What is Lunar New Year and how do people celebrate it?


Dineh Bohan/Iowa State Daily

Students perform during the Chinese Spring Festival Gala. The festivities celebrated the Chinese New Year. 

Zhe (Mia) Wang

Lunar New Year is one of the biggest holidays in several Asian countries. Unlike most Western holidays, the Lunar New Year’s date varies every year, because it’s based on the lunar calendar, meaning the dates are based on the monthly cycles of the moon’s phases. 

The initial concept of the Lunar New Year came from agriculture; the ancient people called the crop’s growth cycle “year.” In the Xia dynasty (2027 BC- 1600 BC), people started to have the “month” concept based on moon cycles. People called the moon a “new moon” whenever it disappeared each month. The new moon of the first month of the year marks the beginning of a lunar year.

This year’s Lunar New Year falls on Friday, Feb. 16, and it’s the year of Dog. The animal zodiac is repeated in a cycle of 12 years. 

People from different countries who celebrate Lunar New Year have their own traditions.

Chinese families will start their celebration on the last day of the Lunar Year. They gather together around noon and have reunion lunch. Children of the family will receive red envelopes containing “lucky money” from adults.

Qingwei Meng, junior in civil engineering, shared his family’s activities on Lunar New Year’s Eve back in China. 

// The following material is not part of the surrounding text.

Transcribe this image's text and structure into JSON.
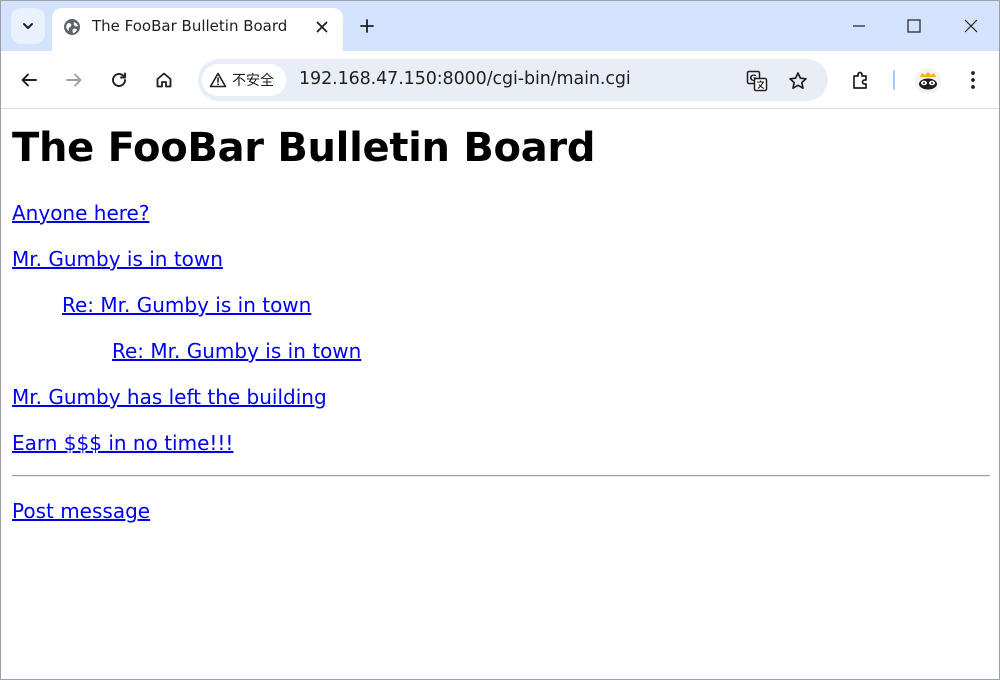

“On Lunar New Year’s Eve, all male members of my family would bring firecrackers and paper money to a high hill. We stand facing the direction of our ancestral grave and light the firecrackers, also burn the paper money,” Meng said. “The reason behind this tradition is we need to invite our deceased family members back home to celebrate this important holiday with us. Going uphill, lighting firecrackers will bring their spirits back.”

This year is Meng’s first Lunar New Year outside his home country.

“Some friends of mine and I are gonna have hot pot on Lunar New Year’s Eve. I’m also thinking about going to the gala on Sunday,” Meng said.

The Chinese Students and Scholars Association (CSSA) is organizing a Lunar New Year’s celebration gala on Feb. 18. 

One of CSSA’s members Yijin Wang, senior in mathematics, said Lunar New Year in China is all about family gathering and reunion.

“I come from a city in Henan, China, but my family moved to Beijing, so I don’t get to spend time with my grandmother except during major holidays,” Wang said. “One or two days before Lunar New Year’s Eve, my family in Beijing would drive to our hometown and start to prepare for New Year celebration.”

Wang was one of last year’s Lunar New Year gala hosts. She spent the New Year with her CSSA co-workers. This year she will have a homemade dinner with her friends.

“Back home, I would write festival couplets with my family and light up firecrackers, but I love spending holiday with my friends. We share the same experience and get along super well,” Wang said. 

Yen Nguyen is from Vietnam and currently pursuing a doctorate degree in chemistry. She said Lunar New Year is the biggest, most significant holiday in Vietnam.

“Usually we have a big ‘goodbye last year’ family gathering before the Lunar New Year. On the official New Year’s Eve, we would have a smaller, more intimate dinner to commemorate our ancestors,” Nguyen said. “On the first day of Lunar New Year, we have a relaxed timetable and would just go and visit friends and families.”   

Jin Yew Lim, junior in biological systems engineering, is from Malaysia. Lim said although Lunar New Year is not the biggest holiday in his country, people still celebrate it quite grandly.

“A lot of people, especially Chinese descent will celebrate it pretty well. We’ll have the same traditions like as how Chinese do. We will have reunion dinner, and around midnight, there will be firework.” Lim said. “In Iowa State, I usually celebrate Lunar New Year with my Malaysian friends. We would do potluck, which means every person brings one dish to the party and share with everyone.”